The practitioner diminished the importance of a prior abusive treatment.
The practitioner refuses to address my current needs, always insisting that my current problems must be addressed by working with my earlier experiences.
The practitioner repeatedly yells at me in a loud voice.
I often say that I don’t think treatment is going very well and the practitioner brushes me off.
When I raise questions about what is happening in my treatment, the practitioner refuses to discuss the treatment process, how he/she works, what I can expect from the treatment, etc.
The practitioner would not tell me what his/her credentials are.
The practitioner misrepresented his/her credentials.

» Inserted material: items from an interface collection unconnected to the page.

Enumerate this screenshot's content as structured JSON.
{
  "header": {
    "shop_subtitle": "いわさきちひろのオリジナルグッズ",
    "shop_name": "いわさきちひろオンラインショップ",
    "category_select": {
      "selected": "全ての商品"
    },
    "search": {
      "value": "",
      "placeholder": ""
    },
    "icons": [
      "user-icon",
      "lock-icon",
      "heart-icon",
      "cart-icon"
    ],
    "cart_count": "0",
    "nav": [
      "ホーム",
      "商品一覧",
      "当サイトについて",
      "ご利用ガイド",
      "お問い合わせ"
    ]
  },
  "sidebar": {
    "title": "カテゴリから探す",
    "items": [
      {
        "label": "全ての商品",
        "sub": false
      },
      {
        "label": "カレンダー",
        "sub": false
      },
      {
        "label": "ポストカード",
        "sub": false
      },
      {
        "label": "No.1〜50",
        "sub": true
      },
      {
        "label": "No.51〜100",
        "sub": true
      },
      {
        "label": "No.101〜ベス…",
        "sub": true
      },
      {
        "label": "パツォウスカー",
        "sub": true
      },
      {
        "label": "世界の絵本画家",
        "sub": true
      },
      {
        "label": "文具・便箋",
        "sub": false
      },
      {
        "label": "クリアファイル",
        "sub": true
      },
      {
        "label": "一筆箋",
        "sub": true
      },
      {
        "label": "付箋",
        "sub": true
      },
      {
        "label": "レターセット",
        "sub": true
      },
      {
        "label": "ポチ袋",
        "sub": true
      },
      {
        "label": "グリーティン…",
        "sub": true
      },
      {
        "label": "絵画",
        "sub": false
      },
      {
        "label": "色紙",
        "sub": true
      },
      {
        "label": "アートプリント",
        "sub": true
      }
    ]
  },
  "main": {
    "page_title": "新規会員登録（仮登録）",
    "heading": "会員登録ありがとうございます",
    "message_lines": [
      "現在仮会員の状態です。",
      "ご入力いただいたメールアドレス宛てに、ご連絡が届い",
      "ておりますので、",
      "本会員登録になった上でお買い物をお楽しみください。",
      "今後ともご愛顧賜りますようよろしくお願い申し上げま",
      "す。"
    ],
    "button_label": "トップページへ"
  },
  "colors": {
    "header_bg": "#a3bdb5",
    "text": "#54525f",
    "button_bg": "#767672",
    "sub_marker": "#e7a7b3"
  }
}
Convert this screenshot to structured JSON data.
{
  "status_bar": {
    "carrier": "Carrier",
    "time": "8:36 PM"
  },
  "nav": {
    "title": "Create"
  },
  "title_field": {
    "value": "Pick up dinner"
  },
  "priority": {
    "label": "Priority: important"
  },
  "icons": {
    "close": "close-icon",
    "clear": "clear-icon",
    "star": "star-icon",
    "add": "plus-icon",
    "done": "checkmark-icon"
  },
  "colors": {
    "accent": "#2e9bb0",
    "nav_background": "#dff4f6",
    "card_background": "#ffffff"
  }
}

The practitioner advertised services that he/she was not qualified to deliver.
The practitioner uses drugs or alcohol with me.
The practitioner encouraged me to use drugs or alcohol, even though he/she knows that I have a history of troubles with drugs or alcohol.
The practitioner seemed drugged or drunk in sessions.
The practitioner and I used drugs or alcohol together during treatment sessions or office visits.
The practitioner insults me for having the problems I have.
The treatment ended without a termination process.
The treatment ended with me feeling very upset, and the practitioner didn’t suggest a referral to another practitioner.
The practitioner talked about me with other people without my permission.
The practitioner failed to carefully explain the limits of confidentiality.
Other aspects of the therapy process that didn’t feel right. Please describe:
The practitioner is my clinical supervisor (or vice versa).
I work for the practitioner.
I work for the practitioner in exchange for treatment sessions.
The practitioner is/was my teacher, dissertation advisor, etc.
The practitioner and I are friends apart from the treatment.
The practitioner is a relative of mine.
The practitioner is a close friend of my family.
The practitioner and I are colleagues or peers in a work setting.
The practitioner and I are engaged in a joint business venture.
The practitioner has borrowed money from me.
Other dual roles. Please describe:
In Bodywork, Health Care, etc. Involving Physical Contact
This practitioner touches parts of my body that seem unrelated to the issues I’ve presented, and I don’t understand why. When I ask, I don’t get an adequate explanation.
This practitioner’s touches seem more like sexual caresses than the kind of touch that feels appropriate in a medical treatment or examination.
This practitioner’s hands seem to linger too long on my body during a physical examination or treatment.
This practitioner touches me in ways that hurt without preparing me for what will happen and without negotiating what my treatment or diagnostic alternatives might be.
This practitioner seems to enjoy the fact that some of the physical contact he/she initiates is painful to me.
This practitioner blames me for the health problems I have and acts as though I deserve them.
This practitioner seems hostile towards my body.
This practitioner makes comments of a sexualized nature about my body.
This practitioner has not asked me whether there are parts of my body that I would prefer not to have touched.
This practitioner does not explain what she/he is doing or what I should expect in an exam or treatment.
This practitioner leaves parts of my body uncovered after she/he has finished examining or treating those parts, even though I have requested that my body be covered except for those parts being treated or examined.
If I take a friend or advocate along when I see this practitioner, he/she addresses communication to that person rather than to me.
Copyright © 1998 BASTA! All rights reserved.
Dr. T was a clinical psychologist with a private practice in Oakland, California. My boyfriend and I were in couples counseling at the time and Dr. T’s name was one of two that my couples therapist gave me when I told her I wanted to go back into individual counseling. She described Dr. T as “spiritual” (the quotation marks being evident in her tone), which at the time sounded like a good thing to me. My relationship with God or any other higher power left something to be desired (losing your mom at a young age will do that to you), and I thought maybe Dr. T could help me with that. I set up an appointment to meet him.
For more, read here